▶ **What you have to do**:
Each record below needs to be written out exactly as it reads.

-- Exercise data follows --

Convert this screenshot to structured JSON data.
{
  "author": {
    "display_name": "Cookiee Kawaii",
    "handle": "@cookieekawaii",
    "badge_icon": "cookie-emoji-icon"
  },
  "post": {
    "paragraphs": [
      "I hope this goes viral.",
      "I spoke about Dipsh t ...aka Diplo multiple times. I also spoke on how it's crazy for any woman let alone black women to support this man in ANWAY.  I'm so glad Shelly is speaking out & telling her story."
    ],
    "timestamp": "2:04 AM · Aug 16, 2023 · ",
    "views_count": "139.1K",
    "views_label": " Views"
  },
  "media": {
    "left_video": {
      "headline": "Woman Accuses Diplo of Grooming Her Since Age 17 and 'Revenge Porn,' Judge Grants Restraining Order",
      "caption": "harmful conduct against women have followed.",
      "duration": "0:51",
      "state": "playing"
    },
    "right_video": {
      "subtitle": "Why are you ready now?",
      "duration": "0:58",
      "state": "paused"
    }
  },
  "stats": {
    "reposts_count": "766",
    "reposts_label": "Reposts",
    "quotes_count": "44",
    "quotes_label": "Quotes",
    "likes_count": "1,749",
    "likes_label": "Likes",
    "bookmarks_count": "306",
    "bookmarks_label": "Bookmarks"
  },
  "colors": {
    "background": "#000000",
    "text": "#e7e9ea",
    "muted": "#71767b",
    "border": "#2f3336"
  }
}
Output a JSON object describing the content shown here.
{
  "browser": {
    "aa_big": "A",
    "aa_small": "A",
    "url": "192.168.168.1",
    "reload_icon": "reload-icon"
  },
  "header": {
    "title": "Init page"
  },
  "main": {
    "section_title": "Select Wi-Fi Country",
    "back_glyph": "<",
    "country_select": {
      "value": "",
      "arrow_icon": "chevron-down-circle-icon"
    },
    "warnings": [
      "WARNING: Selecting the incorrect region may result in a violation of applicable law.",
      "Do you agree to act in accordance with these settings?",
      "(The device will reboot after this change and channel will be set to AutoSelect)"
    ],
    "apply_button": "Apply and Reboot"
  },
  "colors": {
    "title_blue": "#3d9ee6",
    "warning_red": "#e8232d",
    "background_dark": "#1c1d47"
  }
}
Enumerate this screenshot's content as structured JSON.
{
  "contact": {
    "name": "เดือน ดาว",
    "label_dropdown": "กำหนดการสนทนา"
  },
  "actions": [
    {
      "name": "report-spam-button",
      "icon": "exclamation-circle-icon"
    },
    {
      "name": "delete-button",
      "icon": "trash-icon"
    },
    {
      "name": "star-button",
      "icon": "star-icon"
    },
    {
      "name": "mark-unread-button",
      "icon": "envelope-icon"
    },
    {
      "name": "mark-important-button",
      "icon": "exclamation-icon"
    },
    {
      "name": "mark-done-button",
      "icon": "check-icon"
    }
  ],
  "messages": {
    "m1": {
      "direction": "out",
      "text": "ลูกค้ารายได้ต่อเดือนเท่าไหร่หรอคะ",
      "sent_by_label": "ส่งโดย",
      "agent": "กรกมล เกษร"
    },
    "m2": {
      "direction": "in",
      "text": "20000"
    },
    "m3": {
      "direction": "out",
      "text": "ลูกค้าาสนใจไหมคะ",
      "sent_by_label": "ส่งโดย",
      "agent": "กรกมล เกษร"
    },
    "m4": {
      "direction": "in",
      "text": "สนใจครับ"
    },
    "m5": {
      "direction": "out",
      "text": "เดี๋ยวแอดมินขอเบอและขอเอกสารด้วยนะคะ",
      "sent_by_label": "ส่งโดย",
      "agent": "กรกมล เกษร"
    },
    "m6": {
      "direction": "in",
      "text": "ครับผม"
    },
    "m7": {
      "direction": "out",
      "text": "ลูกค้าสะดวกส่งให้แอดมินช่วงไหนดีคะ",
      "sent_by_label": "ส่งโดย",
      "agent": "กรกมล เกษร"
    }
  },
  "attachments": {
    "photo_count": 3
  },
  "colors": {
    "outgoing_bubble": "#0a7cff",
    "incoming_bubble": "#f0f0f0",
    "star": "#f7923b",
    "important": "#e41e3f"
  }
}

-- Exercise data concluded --

▶ **Solution to this problem**:
Convert this screenshot to structured JSON data.
{
  "author": {
    "display_name": "Cookiee Kawaii",
    "handle": "@cookieekawaii",
    "badge_icon": "cookie-emoji-icon"
  },
  "post": {
    "paragraphs": [
      "I hope this goes viral.",
      "I spoke about Dipsh t ...aka Diplo multiple times. I also spoke on how it's crazy for any woman let alone black women to support this man in ANWAY.  I'm so glad Shelly is speaking out & telling her story."
    ],
    "timestamp": "2:04 AM · Aug 16, 2023 · ",
    "views_count": "139.1K",
    "views_label": " Views"
  },
  "media": {
    "left_video": {
      "headline": "Woman Accuses Diplo of Grooming Her Since Age 17 and 'Revenge Porn,' Judge Grants Restraining Order",
      "caption": "harmful conduct against women have followed.",
      "duration": "0:51",
      "state": "playing"
    },
    "right_video": {
      "subtitle": "Why are you ready now?",
      "duration": "0:58",
      "state": "paused"
    }
  },
  "stats": {
    "reposts_count": "766",
    "reposts_label": "Reposts",
    "quotes_count": "44",
    "quotes_label": "Quotes",
    "likes_count": "1,749",
    "likes_label": "Likes",
    "bookmarks_count": "306",
    "bookmarks_label": "Bookmarks"
  },
  "colors": {
    "background": "#000000",
    "text": "#e7e9ea",
    "muted": "#71767b",
    "border": "#2f3336"
  }
}
Output a JSON object describing the content shown here.
{
  "browser": {
    "aa_big": "A",
    "aa_small": "A",
    "url": "192.168.168.1",
    "reload_icon": "reload-icon"
  },
  "header": {
    "title": "Init page"
  },
  "main": {
    "section_title": "Select Wi-Fi Country",
    "back_glyph": "<",
    "country_select": {
      "value": "",
      "arrow_icon": "chevron-down-circle-icon"
    },
    "warnings": [
      "WARNING: Selecting the incorrect region may result in a violation of applicable law.",
      "Do you agree to act in accordance with these settings?",
      "(The device will reboot after this change and channel will be set to AutoSelect)"
    ],
    "apply_button": "Apply and Reboot"
  },
  "colors": {
    "title_blue": "#3d9ee6",
    "warning_red": "#e8232d",
    "background_dark": "#1c1d47"
  }
}
Enumerate this screenshot's content as structured JSON.
{
  "contact": {
    "name": "เดือน ดาว",
    "label_dropdown": "กำหนดการสนทนา"
  },
  "actions": [
    {
      "name": "report-spam-button",
      "icon": "exclamation-circle-icon"
    },
    {
      "name": "delete-button",
      "icon": "trash-icon"
    },
    {
      "name": "star-button",
      "icon": "star-icon"
    },
    {
      "name": "mark-unread-button",
      "icon": "envelope-icon"
    },
    {
      "name": "mark-important-button",
      "icon": "exclamation-icon"
    },
    {
      "name": "mark-done-button",
      "icon": "check-icon"
    }
  ],
  "messages": {
    "m1": {
      "direction": "out",
      "text": "ลูกค้ารายได้ต่อเดือนเท่าไหร่หรอคะ",
      "sent_by_label": "ส่งโดย",
      "agent": "กรกมล เกษร"
    },
    "m2": {
      "direction": "in",
      "text": "20000"
    },
    "m3": {
      "direction": "out",
      "text": "ลูกค้าาสนใจไหมคะ",
      "sent_by_label": "ส่งโดย",
      "agent": "กรกมล เกษร"
    },
    "m4": {
      "direction": "in",
      "text": "สนใจครับ"
    },
    "m5": {
      "direction": "out",
      "text": "เดี๋ยวแอดมินขอเบอและขอเอกสารด้วยนะคะ",
      "sent_by_label": "ส่งโดย",
      "agent": "กรกมล เกษร"
    },
    "m6": {
      "direction": "in",
      "text": "ครับผม"
    },
    "m7": {
      "direction": "out",
      "text": "ลูกค้าสะดวกส่งให้แอดมินช่วงไหนดีคะ",
      "sent_by_label": "ส่งโดย",
      "agent": "กรกมล เกษร"
    }
  },
  "attachments": {
    "photo_count": 3
  },
  "colors": {
    "outgoing_bubble": "#0a7cff",
    "incoming_bubble": "#f0f0f0",
    "star": "#f7923b",
    "important": "#e41e3f"
  }
}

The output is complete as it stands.